🏛 Why it Matters for Government: Amazon’s purchase of Ring hasn’t stopped the startup’s innovations — this time, they’ve launched a new neighborhood watch feature called Neighbors. Neighbors enables users to “access local crime and safety information, view videos shared by Ring security camera owners, and share text-based messages as you would in a social network.” For government agencies, there’s also a place for public safety agencies to sign-up and share their own video and intelligence with the communities — providing another powerful mechanism for cities to better connect with their citizens.

📉 The British pound crashed overnight, and it was probably because of an algorithm http://bit.ly/2KXptH6

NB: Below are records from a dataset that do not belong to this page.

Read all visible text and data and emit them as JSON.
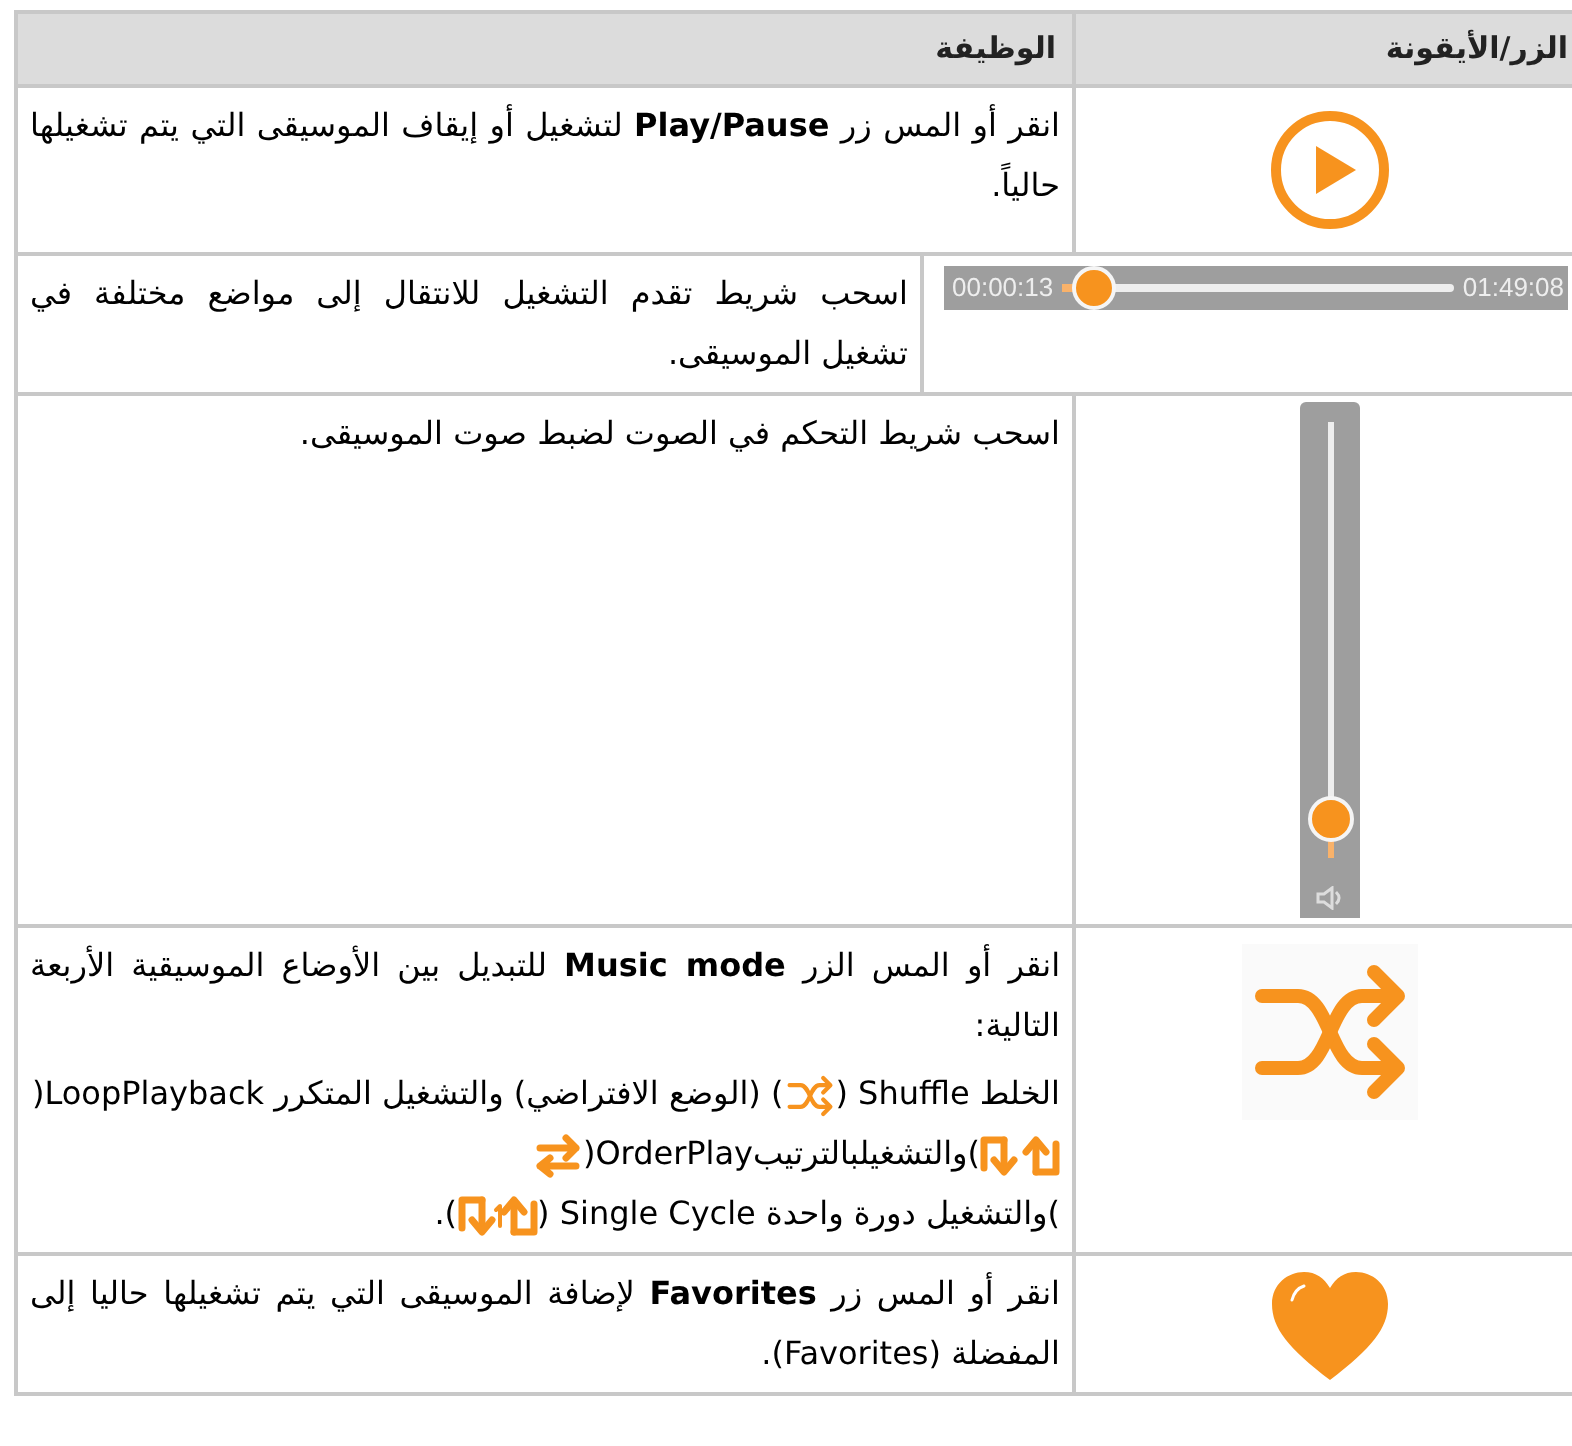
{
  "table": {
    "columns": [
      "الزر/الأيقونة",
      "الوظيفة"
    ],
    "rows": [
      {
        "kind": "play",
        "paragraphs": [
          [
            {
              "text": "انقر أو المس زر **Play/Pause** لتشغيل أو إيقاف الموسيقى التي يتم تشغيلها حالياً."
            }
          ]
        ]
      },
      {
        "kind": "progress",
        "elapsed": "00:00:13",
        "total": "01:49:08",
        "level": 0.03,
        "paragraphs": [
          [
            {
              "text": "اسحب شريط تقدم التشغيل للانتقال إلى مواضع مختلفة في تشغيل الموسيقى."
            }
          ]
        ]
      },
      {
        "kind": "volume",
        "level": 0.04,
        "paragraphs": [
          [
            {
              "text": "اسحب شريط التحكم في الصوت لضبط صوت الموسيقى."
            }
          ]
        ]
      },
      {
        "kind": "shuffle",
        "paragraphs": [
          [
            {
              "text": "انقر أو المس الزر **Music mode** للتبديل بين الأوضاع الموسيقية الأربعة التالية:"
            }
          ],
          [
            {
              "text": "الخلط Shuffle ("
            },
            {
              "text": ") (الوضع الافتراضي) والتشغيل المتكرر LoopPlayback("
            },
            {
              "text": ")والتشغيلبالترتيبOrderPlay("
            },
            {
              "text": ")والتشغيل دورة واحدة Single Cycle ("
            },
            {
              "text": ")."
            }
          ]
        ]
      },
      {
        "kind": "heart",
        "paragraphs": [
          [
            {
              "text": "انقر أو المس زر **Favorites** لإضافة الموسيقى التي يتم تشغيلها حاليا إلى المفضلة (Favorites)."
            }
          ]
        ]
      }
    ]
  }
}
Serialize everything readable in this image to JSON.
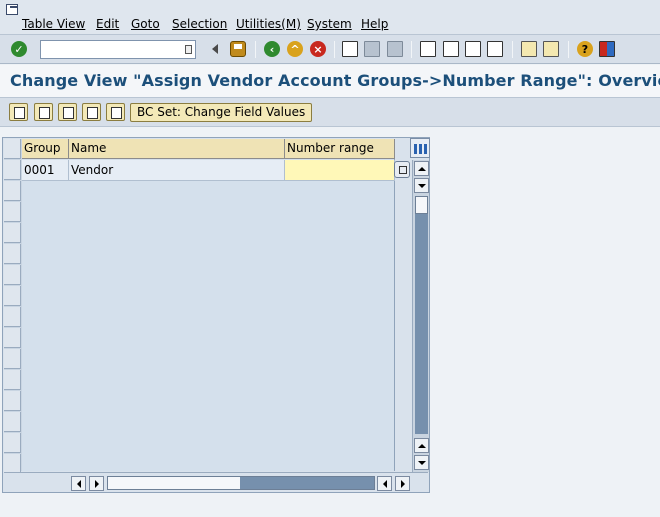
{
  "menubar": {
    "items": [
      "Table View",
      "Edit",
      "Goto",
      "Selection",
      "Utilities(M)",
      "System",
      "Help"
    ]
  },
  "toolbar": {
    "command_field_value": "",
    "icons": [
      "enter-icon",
      "back-arrow-icon",
      "save-icon",
      "back-icon",
      "exit-icon",
      "cancel-icon",
      "print-icon",
      "find-icon",
      "find-next-icon",
      "first-page-icon",
      "previous-page-icon",
      "next-page-icon",
      "last-page-icon",
      "create-session-icon",
      "shortcut-icon",
      "help-icon",
      "layout-icon"
    ]
  },
  "title": "Change View \"Assign Vendor Account Groups->Number Range\": Overview",
  "app_toolbar": {
    "bcset_label": "BC Set: Change Field Values"
  },
  "table": {
    "columns": [
      "Group",
      "Name",
      "Number range"
    ],
    "rows": [
      {
        "group": "0001",
        "name": "Vendor",
        "number_range": ""
      }
    ]
  },
  "colors": {
    "title": "#1c4f7a",
    "header_bg": "#efe3b5",
    "input_bg": "#fff8b8",
    "scroll_track": "#7690ad"
  }
}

🏛 Why it Matters for Government: This was an older read, but a good reminder that our increased reliance on algorithmic decision-making — from stock trading to public safety applications— has the potential to respond in ways that we don’t always anticipate or want. In this case, a series of tweets made by French President about Brexit may have started a chain reaction of algorithmic selling that dropped the market 6 percent. For government agencies, there is not an easy answer to this challenge longterm, but it’s something to be aware of as more decisions are becoming automated over time.

💼 How Netflix Redesigned Board Meetings http://bit.ly/2KNvVQU

🏛 Why it Matters for Government: This was one of my favorite reads of the week that profiled how Netflix redesigned their board meetings to be more effective by engaging board members in regular company meetings.

Netflix takes a radically different approach. It incorporates two unique practices. First, board members periodically attend (in an observing capacity only) monthly and quarterly senior management meetings. What’s more, communication with the board comes in the form of a short, online memo that allows directors to ask questions and comment within the document. Executives can amend the text and answer questions in what is essentially a living document. (HBR)

For government agencies, the same model can be applied to state and local governing bodies — whether an IT governance committee or a city council — the transparent operating model leverage by Netflix has the potential to also improve the way government organizations work as well.

🚀 Google’s ML Kit makes it easy to add AI smarts to iOS and Android apps https://tcrn.ch/2I6m5I7

🏛 Why it Matters for Government: Another announcement from I/O 2018 was that Google was launching a new software development kit (SDK) for iOS and Android developers to embed machine learning capabilities into their mobile apps. The SDK is called ML Kit and provides online and offline machine learning templates for developers to add features like image classification directly into their apps. For government agencies, this is a reminder that the barriers of using advanced technologies continue to fall, which continues to lower the barrier to incorporating state-of-the-art use-cases in government applications without the high upfront development costs.

Read the full article on Medium.